- [To do]
Where an entry contains a picture, omit the picture and repeat the rest exactly.

(Collected data)
....

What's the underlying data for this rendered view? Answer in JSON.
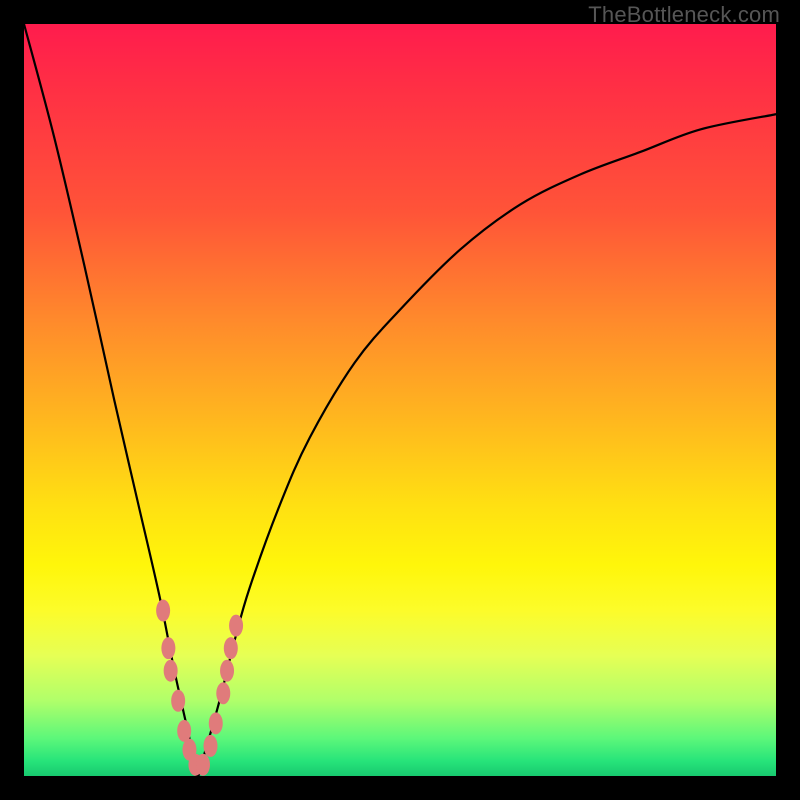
{
  "watermark": "TheBottleneck.com",
  "colors": {
    "gradient_top": "#ff1c4d",
    "gradient_mid1": "#ffb51f",
    "gradient_mid2": "#fff60a",
    "gradient_bottom": "#18c96f",
    "curve": "#000000",
    "marker": "#e07b7b",
    "frame": "#000000"
  },
  "chart_data": {
    "type": "line",
    "title": "",
    "xlabel": "",
    "ylabel": "",
    "xlim": [
      0,
      100
    ],
    "ylim": [
      0,
      100
    ],
    "notes": "V-shaped bottleneck curve. y≈100 at left edge, dips to ~0 around x≈23, rises asymptotically toward ~88 on the right. Pink capsule markers cluster on both branches near the valley between y≈2 and y≈22.",
    "series": [
      {
        "name": "bottleneck-curve",
        "x": [
          0,
          4,
          8,
          12,
          15,
          18,
          20,
          22,
          23,
          24,
          26,
          28,
          30,
          34,
          38,
          44,
          50,
          58,
          66,
          74,
          82,
          90,
          100
        ],
        "y": [
          100,
          85,
          68,
          50,
          37,
          24,
          14,
          5,
          0,
          3,
          10,
          18,
          25,
          36,
          45,
          55,
          62,
          70,
          76,
          80,
          83,
          86,
          88
        ]
      }
    ],
    "markers": {
      "name": "highlighted-points",
      "comment": "Pink rounded markers clustered near the valley on both branches",
      "points": [
        {
          "x": 18.5,
          "y": 22
        },
        {
          "x": 19.2,
          "y": 17
        },
        {
          "x": 19.5,
          "y": 14
        },
        {
          "x": 20.5,
          "y": 10
        },
        {
          "x": 21.3,
          "y": 6
        },
        {
          "x": 22.0,
          "y": 3.5
        },
        {
          "x": 22.8,
          "y": 1.5
        },
        {
          "x": 23.8,
          "y": 1.5
        },
        {
          "x": 24.8,
          "y": 4
        },
        {
          "x": 25.5,
          "y": 7
        },
        {
          "x": 26.5,
          "y": 11
        },
        {
          "x": 27.0,
          "y": 14
        },
        {
          "x": 27.5,
          "y": 17
        },
        {
          "x": 28.2,
          "y": 20
        }
      ]
    }
  }
}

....

- [Response to the exercise]
What's the underlying data for this rendered view? Answer in JSON.
{
  "watermark": "TheBottleneck.com",
  "colors": {
    "gradient_top": "#ff1c4d",
    "gradient_mid1": "#ffb51f",
    "gradient_mid2": "#fff60a",
    "gradient_bottom": "#18c96f",
    "curve": "#000000",
    "marker": "#e07b7b",
    "frame": "#000000"
  },
  "chart_data": {
    "type": "line",
    "title": "",
    "xlabel": "",
    "ylabel": "",
    "xlim": [
      0,
      100
    ],
    "ylim": [
      0,
      100
    ],
    "notes": "V-shaped bottleneck curve. y≈100 at left edge, dips to ~0 around x≈23, rises asymptotically toward ~88 on the right. Pink capsule markers cluster on both branches near the valley between y≈2 and y≈22.",
    "series": [
      {
        "name": "bottleneck-curve",
        "x": [
          0,
          4,
          8,
          12,
          15,
          18,
          20,
          22,
          23,
          24,
          26,
          28,
          30,
          34,
          38,
          44,
          50,
          58,
          66,
          74,
          82,
          90,
          100
        ],
        "y": [
          100,
          85,
          68,
          50,
          37,
          24,
          14,
          5,
          0,
          3,
          10,
          18,
          25,
          36,
          45,
          55,
          62,
          70,
          76,
          80,
          83,
          86,
          88
        ]
      }
    ],
    "markers": {
      "name": "highlighted-points",
      "comment": "Pink rounded markers clustered near the valley on both branches",
      "points": [
        {
          "x": 18.5,
          "y": 22
        },
        {
          "x": 19.2,
          "y": 17
        },
        {
          "x": 19.5,
          "y": 14
        },
        {
          "x": 20.5,
          "y": 10
        },
        {
          "x": 21.3,
          "y": 6
        },
        {
          "x": 22.0,
          "y": 3.5
        },
        {
          "x": 22.8,
          "y": 1.5
        },
        {
          "x": 23.8,
          "y": 1.5
        },
        {
          "x": 24.8,
          "y": 4
        },
        {
          "x": 25.5,
          "y": 7
        },
        {
          "x": 26.5,
          "y": 11
        },
        {
          "x": 27.0,
          "y": 14
        },
        {
          "x": 27.5,
          "y": 17
        },
        {
          "x": 28.2,
          "y": 20
        }
      ]
    }
  }
}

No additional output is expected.